• What is needed
Each line below that contains "kind" counts once; report the total and nothing more.

######

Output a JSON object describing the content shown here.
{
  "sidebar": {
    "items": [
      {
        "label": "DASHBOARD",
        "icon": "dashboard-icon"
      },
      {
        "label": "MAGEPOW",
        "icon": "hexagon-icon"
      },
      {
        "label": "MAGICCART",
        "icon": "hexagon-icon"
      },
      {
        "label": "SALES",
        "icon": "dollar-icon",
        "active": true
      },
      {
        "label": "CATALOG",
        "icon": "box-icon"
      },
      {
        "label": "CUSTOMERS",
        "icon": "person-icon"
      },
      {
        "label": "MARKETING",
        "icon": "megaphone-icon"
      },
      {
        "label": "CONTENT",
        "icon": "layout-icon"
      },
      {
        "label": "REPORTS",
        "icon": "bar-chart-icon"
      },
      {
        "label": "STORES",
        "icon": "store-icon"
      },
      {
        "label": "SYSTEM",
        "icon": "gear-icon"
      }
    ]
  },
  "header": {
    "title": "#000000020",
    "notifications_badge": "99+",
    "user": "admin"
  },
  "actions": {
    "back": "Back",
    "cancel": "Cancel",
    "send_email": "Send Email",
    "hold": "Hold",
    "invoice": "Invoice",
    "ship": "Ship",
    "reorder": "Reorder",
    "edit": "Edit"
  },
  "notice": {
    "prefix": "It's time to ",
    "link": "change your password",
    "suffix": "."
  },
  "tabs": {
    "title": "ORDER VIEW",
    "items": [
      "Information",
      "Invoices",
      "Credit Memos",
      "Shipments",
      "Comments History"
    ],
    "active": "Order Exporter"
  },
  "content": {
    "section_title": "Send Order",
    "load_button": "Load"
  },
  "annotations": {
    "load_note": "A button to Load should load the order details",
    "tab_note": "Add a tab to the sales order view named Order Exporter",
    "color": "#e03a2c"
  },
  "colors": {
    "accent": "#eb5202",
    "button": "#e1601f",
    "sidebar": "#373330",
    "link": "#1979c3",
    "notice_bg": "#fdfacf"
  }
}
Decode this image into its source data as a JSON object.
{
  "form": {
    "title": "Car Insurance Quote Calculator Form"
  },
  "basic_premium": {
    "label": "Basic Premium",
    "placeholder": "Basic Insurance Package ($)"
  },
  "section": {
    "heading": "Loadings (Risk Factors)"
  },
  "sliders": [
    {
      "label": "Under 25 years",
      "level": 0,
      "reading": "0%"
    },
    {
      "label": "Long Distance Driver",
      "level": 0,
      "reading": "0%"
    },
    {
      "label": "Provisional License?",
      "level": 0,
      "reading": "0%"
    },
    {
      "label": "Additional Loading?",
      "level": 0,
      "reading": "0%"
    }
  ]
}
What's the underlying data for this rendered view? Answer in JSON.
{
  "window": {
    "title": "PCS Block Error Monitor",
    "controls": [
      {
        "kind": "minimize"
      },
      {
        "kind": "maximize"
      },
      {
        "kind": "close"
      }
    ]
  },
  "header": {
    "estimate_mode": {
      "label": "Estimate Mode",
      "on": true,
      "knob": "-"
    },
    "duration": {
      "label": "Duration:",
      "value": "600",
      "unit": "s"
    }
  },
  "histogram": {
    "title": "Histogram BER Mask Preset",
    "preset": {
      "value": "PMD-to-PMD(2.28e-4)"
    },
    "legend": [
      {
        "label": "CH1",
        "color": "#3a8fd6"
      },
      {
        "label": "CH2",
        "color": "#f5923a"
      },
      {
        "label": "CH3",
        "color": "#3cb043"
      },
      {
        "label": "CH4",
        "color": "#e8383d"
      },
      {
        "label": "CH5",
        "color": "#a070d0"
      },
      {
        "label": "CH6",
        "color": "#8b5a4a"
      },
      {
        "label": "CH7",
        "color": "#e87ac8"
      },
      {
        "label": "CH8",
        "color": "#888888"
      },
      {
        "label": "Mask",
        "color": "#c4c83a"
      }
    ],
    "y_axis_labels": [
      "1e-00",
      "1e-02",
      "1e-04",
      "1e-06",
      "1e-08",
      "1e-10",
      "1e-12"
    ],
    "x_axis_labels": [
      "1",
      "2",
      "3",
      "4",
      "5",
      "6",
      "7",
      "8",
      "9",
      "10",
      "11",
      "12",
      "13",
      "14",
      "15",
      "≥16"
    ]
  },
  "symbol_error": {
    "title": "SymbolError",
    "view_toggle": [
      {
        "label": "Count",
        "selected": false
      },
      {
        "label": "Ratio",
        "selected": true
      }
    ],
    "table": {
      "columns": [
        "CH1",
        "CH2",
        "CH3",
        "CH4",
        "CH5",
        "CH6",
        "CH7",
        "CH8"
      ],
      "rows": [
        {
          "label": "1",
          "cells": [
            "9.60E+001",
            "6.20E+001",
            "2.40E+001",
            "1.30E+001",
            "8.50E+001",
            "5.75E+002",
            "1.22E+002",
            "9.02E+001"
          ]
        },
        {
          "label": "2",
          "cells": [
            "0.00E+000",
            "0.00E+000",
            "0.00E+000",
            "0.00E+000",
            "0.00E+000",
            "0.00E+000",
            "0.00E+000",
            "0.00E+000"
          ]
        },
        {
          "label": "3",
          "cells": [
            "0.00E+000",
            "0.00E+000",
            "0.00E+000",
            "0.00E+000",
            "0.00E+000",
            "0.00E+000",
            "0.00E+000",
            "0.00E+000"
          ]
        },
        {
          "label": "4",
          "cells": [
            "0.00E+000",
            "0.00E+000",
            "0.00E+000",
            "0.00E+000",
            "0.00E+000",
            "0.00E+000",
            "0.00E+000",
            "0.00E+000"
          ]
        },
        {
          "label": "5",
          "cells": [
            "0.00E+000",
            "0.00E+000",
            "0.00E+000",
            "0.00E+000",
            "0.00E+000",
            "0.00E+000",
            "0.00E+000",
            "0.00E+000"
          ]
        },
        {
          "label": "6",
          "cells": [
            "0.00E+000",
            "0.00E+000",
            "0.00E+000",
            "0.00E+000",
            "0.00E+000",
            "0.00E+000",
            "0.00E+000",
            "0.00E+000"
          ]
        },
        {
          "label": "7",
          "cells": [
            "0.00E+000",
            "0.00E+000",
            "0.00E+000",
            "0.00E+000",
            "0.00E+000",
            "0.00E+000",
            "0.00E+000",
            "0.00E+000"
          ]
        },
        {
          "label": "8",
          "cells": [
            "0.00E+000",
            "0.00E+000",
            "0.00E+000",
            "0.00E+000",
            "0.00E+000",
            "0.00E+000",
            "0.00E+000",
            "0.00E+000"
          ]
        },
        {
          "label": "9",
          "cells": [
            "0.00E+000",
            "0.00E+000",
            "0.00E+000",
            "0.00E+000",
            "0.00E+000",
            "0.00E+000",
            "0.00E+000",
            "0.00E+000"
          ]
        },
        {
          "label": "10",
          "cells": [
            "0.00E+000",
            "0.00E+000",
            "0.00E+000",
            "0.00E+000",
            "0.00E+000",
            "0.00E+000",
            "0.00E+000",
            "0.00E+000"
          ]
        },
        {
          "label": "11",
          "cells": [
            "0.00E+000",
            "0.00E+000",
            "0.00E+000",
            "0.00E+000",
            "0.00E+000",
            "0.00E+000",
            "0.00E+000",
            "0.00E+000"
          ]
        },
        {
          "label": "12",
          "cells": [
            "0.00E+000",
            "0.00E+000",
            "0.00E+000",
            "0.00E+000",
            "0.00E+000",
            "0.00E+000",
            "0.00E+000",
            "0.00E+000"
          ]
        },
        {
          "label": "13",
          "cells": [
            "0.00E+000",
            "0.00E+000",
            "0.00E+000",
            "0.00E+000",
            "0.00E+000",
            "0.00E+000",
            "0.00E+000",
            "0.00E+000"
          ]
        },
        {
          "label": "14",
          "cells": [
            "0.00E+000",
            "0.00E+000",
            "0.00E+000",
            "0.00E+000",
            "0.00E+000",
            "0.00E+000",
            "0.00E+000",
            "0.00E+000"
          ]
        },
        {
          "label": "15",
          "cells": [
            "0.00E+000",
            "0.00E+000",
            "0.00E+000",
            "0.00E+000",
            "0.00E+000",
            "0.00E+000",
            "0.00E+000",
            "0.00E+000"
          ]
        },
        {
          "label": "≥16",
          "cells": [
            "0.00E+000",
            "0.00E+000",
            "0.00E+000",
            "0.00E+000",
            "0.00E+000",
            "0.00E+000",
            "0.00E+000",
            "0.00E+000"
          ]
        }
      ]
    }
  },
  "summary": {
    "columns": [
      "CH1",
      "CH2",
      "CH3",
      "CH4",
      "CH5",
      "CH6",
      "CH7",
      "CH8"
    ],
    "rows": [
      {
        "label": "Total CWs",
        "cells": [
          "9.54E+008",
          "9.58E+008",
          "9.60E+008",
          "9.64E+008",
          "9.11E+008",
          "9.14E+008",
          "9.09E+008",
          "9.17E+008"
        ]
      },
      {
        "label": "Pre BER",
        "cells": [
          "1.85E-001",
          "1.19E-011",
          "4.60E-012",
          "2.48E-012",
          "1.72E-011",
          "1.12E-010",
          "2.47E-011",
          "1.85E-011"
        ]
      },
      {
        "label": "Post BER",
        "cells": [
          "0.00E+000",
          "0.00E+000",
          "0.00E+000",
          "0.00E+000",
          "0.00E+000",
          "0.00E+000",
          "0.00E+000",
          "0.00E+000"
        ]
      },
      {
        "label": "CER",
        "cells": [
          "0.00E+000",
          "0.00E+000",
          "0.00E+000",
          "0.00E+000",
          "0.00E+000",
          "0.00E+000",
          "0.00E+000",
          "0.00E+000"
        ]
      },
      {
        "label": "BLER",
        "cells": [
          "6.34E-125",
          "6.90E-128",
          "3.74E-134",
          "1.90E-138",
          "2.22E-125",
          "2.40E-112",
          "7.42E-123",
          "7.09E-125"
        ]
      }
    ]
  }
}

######

• Expected answer
3